How to Record High-Quality Surgical Videos in the Operating Room
When it comes to crafting educational videos, one thing stands out, video acquisition. The reason is clear, there’s no substitute for well-shot footage. No matter how skilled your editing, poor raw material results in lackluster content that goes unnoticed. Here, we’ll guide you through the process, with a focus on filming in the demanding setting of an operating room.
Step 1: Preparation is Key
Before hitting the record button, meticulous preparation is essential, especially in third-person filming scenarios. Ensure an unobstructed view of the surgical field, eliminating shadows and clutter. A clean operating area not only aids clarity but also professionalism. Maintain a centered frame on the surgical procedure and maintain sharp focus throughout the operation.
Step 2: Designate a Camera Operator
During surgery, the surgeon’s focus is solely on the procedure. Assign a dedicated camera operator to manage framing and focus adjustments. This role is best suited for an operating assistant who understands the surgical process and can intervene without disruption.
Step 3: Technical Specifications
For high-quality results, choose Full HD or 4K resolution with an MPEG-4 format and a 5 Mbps bitrate (for Full-HD). Proper input resolution preserves video quality and facilitates editing. If needed, reduce the bitrate during shooting to manage file size without compromising quality.
Step 4: Selecting the Right Equipment
The choice of equipment depends on the type of surgery. For minimally invasive procedures, medical devices like endoscopes or microscopes suffice.
Here are some commonly used endoscopes and microscopes for surgical purposes:
Rigid Endoscopes: Commonly used for orthopedic and laparoscopic procedures.
• Brands: Karl Storz, Stryker, Olympus
Flexible Endoscopes: Used for procedures requiring more flexibility, like gastroscopy.
• Brands: Olympus, Fujifilm, Pentax
Capsule Endoscopes: Used for visualizing the small intestine.
• Brand example: Given Imaging’s PillCam
Zeiss OPMI: Commonly used for neurosurgery, spine surgery, and ENT procedures.
Leica M530 OH6: Offers precise detail recognition and optimal view during surgeries, commonly used for neurosurgery.
Mitaka MM51: Used for microsurgical procedures due to its precise optics.
When considering equipment, ensure it’s compatible with any recording devices or systems you intend to use.
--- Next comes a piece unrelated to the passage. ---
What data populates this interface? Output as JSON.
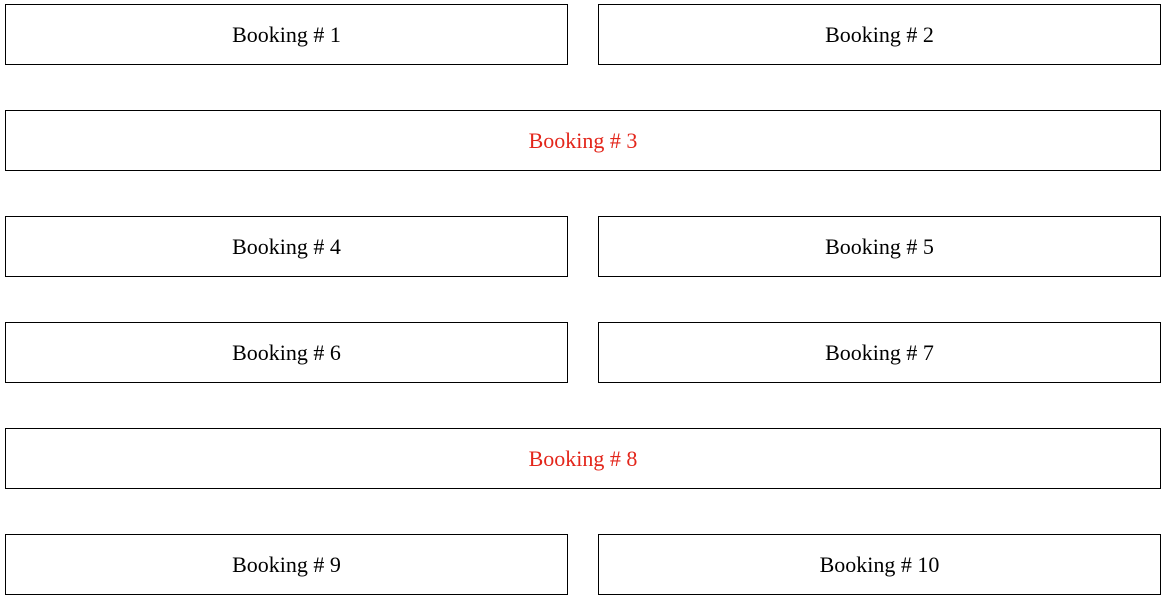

If in doubt, always consult with the equipment manufacturer or supplier, and if possible, get a demonstration before purchase or use.
Step 5: Front Camera in Surgical Procedures
Using front-facing cameras in surgical procedures offers an unmatched, up-close view of the procedure, often from the surgeon’s perspective. They serve to bridge the gap between textbook learning and hands-on experience by offering an immersive visual experience.
- Purpose: GoPros, especially the models designed for action capture, are useful for procedures where there’s a lot of movement. They offer stabilization, ensuring the capture remains smooth.
- Stability: Built-in stabilization ensures smooth footage even during dynamic procedures.
- Wide-Angle Lens: This helps in capturing a broad view of the operation field.
- Hands-free Operation: Once set, the GoPro can film without any intervention, allowing the surgeon to focus on the procedure.
- Battery Life: Ensure the device is fully charged or has a power backup to last the entire procedure.
- Sterilization: The camera and its mount should be covered with a sterile barrier to prevent contamination.
- Purpose: Exoscopes are designed specifically for surgeries, providing a magnified and illuminated view of the operation site. They are becoming an alternative to traditional microscopes in various surgical specialties.
- High-Quality Imaging: Exoscopes produce crisp, high-definition images with excellent depth perception.
- Zoom Capabilities: Surgeons can zoom in or out as needed without manually adjusting the equipment.
- Flexibility: They can be easily maneuvered, providing different angles and views.
- Setup: Proper setup is essential to ensure the exoscope’s position doesn’t hinder the surgical team.
- Sterilization: Given their close proximity to the surgical field, ensuring they are appropriately sterilized is paramount.
The choice between GoPros and exoscopes largely depends on the procedure, desired visual output, and available resources. However, incorporating either into surgical documentation enhances the educational value of the video, offering viewers an in-depth look at the procedure from a firsthand perspective.
Achieving excellence in educational video creation begins with top-notch video acquisition. By following these steps and considering your equipment carefully, you can ensure your educational content is both informative and engaging.